What makes the life of any animal, even one as sophisticated as Homo sapiens, worth anything? What place in a material world is there for God? And if there is no place for a God, then what hold can morality possibly have on us? Why isn't everything allowed? In this trailblazing collection of essays on free will and the human mind, distinguished philosopher Owen Flanagan tackles these questions and more. He pursues the old philosophical project of reconciling a scientific view of ourselves with a view of ourselves as agents of free will and meaning-makers. But he approaches this project from new angles, bringing in the latest insights of neuroscience, cognitive science, and psychiatry. Flanagan covers a host of topics of concern to every thoughtful person living in today's world. These discussions include whether the conscious mind can be explained scientifically, whether dreams are self-expressive or just noise, the moral socialization of children, and the nature of psychological phenomena such as multiple personality disorder and false memory syndrome.
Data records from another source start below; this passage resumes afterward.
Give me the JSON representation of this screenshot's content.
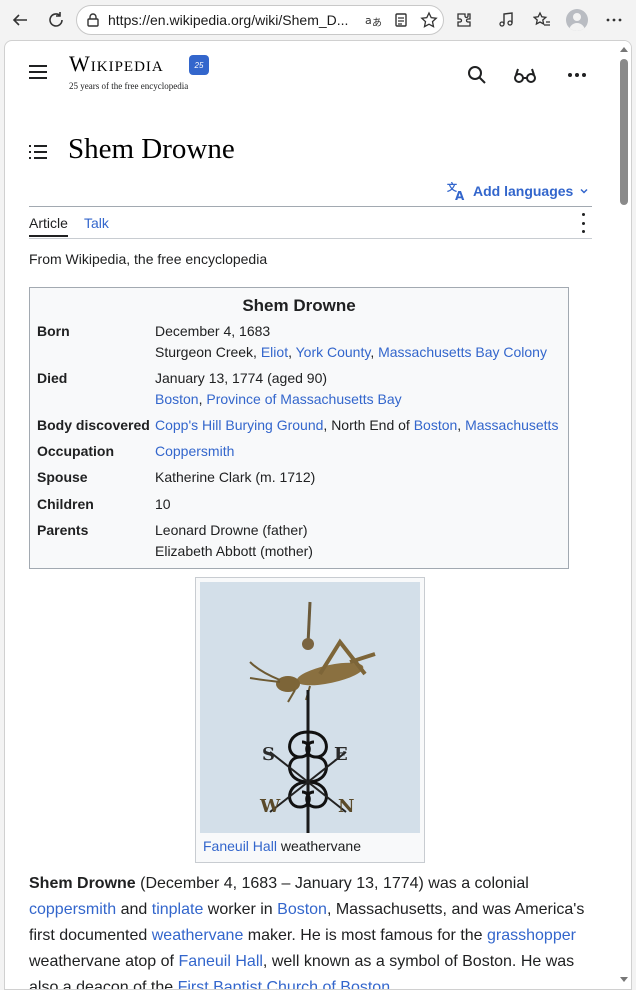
{
  "browser": {
    "url": "https://en.wikipedia.org/wiki/Shem_D..."
  },
  "header": {
    "wordmark": "Wikipedia",
    "badge": "25",
    "subtitle": "25 years of the free encyclopedia"
  },
  "article": {
    "title": "Shem Drowne",
    "add_languages": "Add languages",
    "tabs": {
      "article": "Article",
      "talk": "Talk"
    },
    "tagline": "From Wikipedia, the free encyclopedia"
  },
  "infobox": {
    "title": "Shem Drowne",
    "born_label": "Born",
    "born_line1": "December 4, 1683",
    "born_prefix": "Sturgeon Creek, ",
    "born_l1": "Eliot",
    "born_l2": "York County",
    "born_l3": "Massachusetts Bay Colony",
    "died_label": "Died",
    "died_line1": "January 13, 1774 (aged 90)",
    "died_l1": "Boston",
    "died_l2": "Province of Massachusetts Bay",
    "body_label": "Body discovered",
    "body_l1": "Copp's Hill Burying Ground",
    "body_text": ", North End of ",
    "body_l2": "Boston",
    "body_l3": "Massachusetts",
    "occupation_label": "Occupation",
    "occupation": "Coppersmith",
    "spouse_label": "Spouse",
    "spouse": "Katherine Clark (m. 1712)",
    "children_label": "Children",
    "children": "10",
    "parents_label": "Parents",
    "parent1": "Leonard Drowne (father)",
    "parent2": "Elizabeth Abbott (mother)"
  },
  "figure": {
    "caption_link": "Faneuil Hall",
    "caption_text": " weathervane"
  },
  "body": {
    "p1_bold": "Shem Drowne",
    "p1_t1": " (December 4, 1683 – January 13, 1774) was a colonial ",
    "p1_l1": "coppersmith",
    "p1_t2": " and ",
    "p1_l2": "tinplate",
    "p1_t3": " worker in ",
    "p1_l3": "Boston",
    "p1_t4": ", Massachusetts, and was America's first documented ",
    "p1_l4": "weathervane",
    "p1_t5": " maker. He is most famous for the ",
    "p1_l5": "grasshopper",
    "p1_t6": " weathervane atop of ",
    "p1_l6": "Faneuil Hall",
    "p1_t7": ", well known as a symbol of Boston. He was also a deacon of the ",
    "p1_l7": "First Baptist Church of Boston",
    "p1_t8": "."
  }
}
What emerg

Editorial Reviews

"Owen Flanagan is a highly prolific writer and speaker whose work brings together results of research in several empirical disciplines overlapping with philosophy, particularly neuroscience and other areas of psychology."--The Philosophy Review